Exercise requirements = The answer should contain all of the records below, each one copied word for word.

Data records for software interfaces =
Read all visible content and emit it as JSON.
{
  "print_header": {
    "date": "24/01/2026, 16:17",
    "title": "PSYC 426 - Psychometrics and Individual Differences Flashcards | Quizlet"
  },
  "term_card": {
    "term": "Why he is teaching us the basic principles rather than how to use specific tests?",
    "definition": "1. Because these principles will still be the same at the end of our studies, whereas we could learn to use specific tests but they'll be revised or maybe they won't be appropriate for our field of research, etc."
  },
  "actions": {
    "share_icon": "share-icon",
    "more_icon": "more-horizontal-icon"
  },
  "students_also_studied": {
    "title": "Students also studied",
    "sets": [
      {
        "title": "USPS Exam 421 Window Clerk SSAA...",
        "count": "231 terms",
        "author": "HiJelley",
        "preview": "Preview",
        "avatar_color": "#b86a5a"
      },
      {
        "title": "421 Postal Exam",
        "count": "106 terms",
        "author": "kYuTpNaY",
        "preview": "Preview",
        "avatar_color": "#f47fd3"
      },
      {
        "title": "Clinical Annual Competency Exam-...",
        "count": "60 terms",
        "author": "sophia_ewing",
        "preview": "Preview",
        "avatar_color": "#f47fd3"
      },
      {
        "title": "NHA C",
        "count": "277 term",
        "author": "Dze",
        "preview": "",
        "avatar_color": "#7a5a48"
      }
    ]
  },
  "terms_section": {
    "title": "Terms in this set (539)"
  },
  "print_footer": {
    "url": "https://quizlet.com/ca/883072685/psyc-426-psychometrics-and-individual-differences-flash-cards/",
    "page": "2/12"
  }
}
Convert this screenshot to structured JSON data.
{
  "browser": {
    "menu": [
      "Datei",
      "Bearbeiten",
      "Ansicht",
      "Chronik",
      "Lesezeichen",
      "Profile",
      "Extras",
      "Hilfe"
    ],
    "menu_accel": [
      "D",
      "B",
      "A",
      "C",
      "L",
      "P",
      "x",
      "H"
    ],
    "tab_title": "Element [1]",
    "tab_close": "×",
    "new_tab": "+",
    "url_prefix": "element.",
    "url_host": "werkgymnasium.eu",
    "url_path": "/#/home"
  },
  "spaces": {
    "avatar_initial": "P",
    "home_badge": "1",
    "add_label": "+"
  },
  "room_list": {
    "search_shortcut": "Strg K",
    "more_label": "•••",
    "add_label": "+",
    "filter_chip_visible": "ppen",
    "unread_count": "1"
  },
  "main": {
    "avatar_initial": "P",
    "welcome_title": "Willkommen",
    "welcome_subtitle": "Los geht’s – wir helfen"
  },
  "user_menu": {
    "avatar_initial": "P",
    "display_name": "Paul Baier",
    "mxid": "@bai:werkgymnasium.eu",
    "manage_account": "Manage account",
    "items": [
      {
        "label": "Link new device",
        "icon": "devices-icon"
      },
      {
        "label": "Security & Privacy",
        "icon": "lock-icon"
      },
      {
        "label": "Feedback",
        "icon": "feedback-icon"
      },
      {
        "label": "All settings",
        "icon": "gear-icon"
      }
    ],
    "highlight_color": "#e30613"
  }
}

Output of the task =
Read all visible content and emit it as JSON.
{
  "print_header": {
    "date": "24/01/2026, 16:17",
    "title": "PSYC 426 - Psychometrics and Individual Differences Flashcards | Quizlet"
  },
  "term_card": {
    "term": "Why he is teaching us the basic principles rather than how to use specific tests?",
    "definition": "1. Because these principles will still be the same at the end of our studies, whereas we could learn to use specific tests but they'll be revised or maybe they won't be appropriate for our field of research, etc."
  },
  "actions": {
    "share_icon": "share-icon",
    "more_icon": "more-horizontal-icon"
  },
  "students_also_studied": {
    "title": "Students also studied",
    "sets": [
      {
        "title": "USPS Exam 421 Window Clerk SSAA...",
        "count": "231 terms",
        "author": "HiJelley",
        "preview": "Preview",
        "avatar_color": "#b86a5a"
      },
      {
        "title": "421 Postal Exam",
        "count": "106 terms",
        "author": "kYuTpNaY",
        "preview": "Preview",
        "avatar_color": "#f47fd3"
      },
      {
        "title": "Clinical Annual Competency Exam-...",
        "count": "60 terms",
        "author": "sophia_ewing",
        "preview": "Preview",
        "avatar_color": "#f47fd3"
      },
      {
        "title": "NHA C",
        "count": "277 term",
        "author": "Dze",
        "preview": "",
        "avatar_color": "#7a5a48"
      }
    ]
  },
  "terms_section": {
    "title": "Terms in this set (539)"
  },
  "print_footer": {
    "url": "https://quizlet.com/ca/883072685/psyc-426-psychometrics-and-individual-differences-flash-cards/",
    "page": "2/12"
  }
}
Convert this screenshot to structured JSON data.
{
  "browser": {
    "menu": [
      "Datei",
      "Bearbeiten",
      "Ansicht",
      "Chronik",
      "Lesezeichen",
      "Profile",
      "Extras",
      "Hilfe"
    ],
    "menu_accel": [
      "D",
      "B",
      "A",
      "C",
      "L",
      "P",
      "x",
      "H"
    ],
    "tab_title": "Element [1]",
    "tab_close": "×",
    "new_tab": "+",
    "url_prefix": "element.",
    "url_host": "werkgymnasium.eu",
    "url_path": "/#/home"
  },
  "spaces": {
    "avatar_initial": "P",
    "home_badge": "1",
    "add_label": "+"
  },
  "room_list": {
    "search_shortcut": "Strg K",
    "more_label": "•••",
    "add_label": "+",
    "filter_chip_visible": "ppen",
    "unread_count": "1"
  },
  "main": {
    "avatar_initial": "P",
    "welcome_title": "Willkommen",
    "welcome_subtitle": "Los geht’s – wir helfen"
  },
  "user_menu": {
    "avatar_initial": "P",
    "display_name": "Paul Baier",
    "mxid": "@bai:werkgymnasium.eu",
    "manage_account": "Manage account",
    "items": [
      {
        "label": "Link new device",
        "icon": "devices-icon"
      },
      {
        "label": "Security & Privacy",
        "icon": "lock-icon"
      },
      {
        "label": "Feedback",
        "icon": "feedback-icon"
      },
      {
        "label": "All settings",
        "icon": "gear-icon"
      }
    ],
    "highlight_color": "#e30613"
  }
}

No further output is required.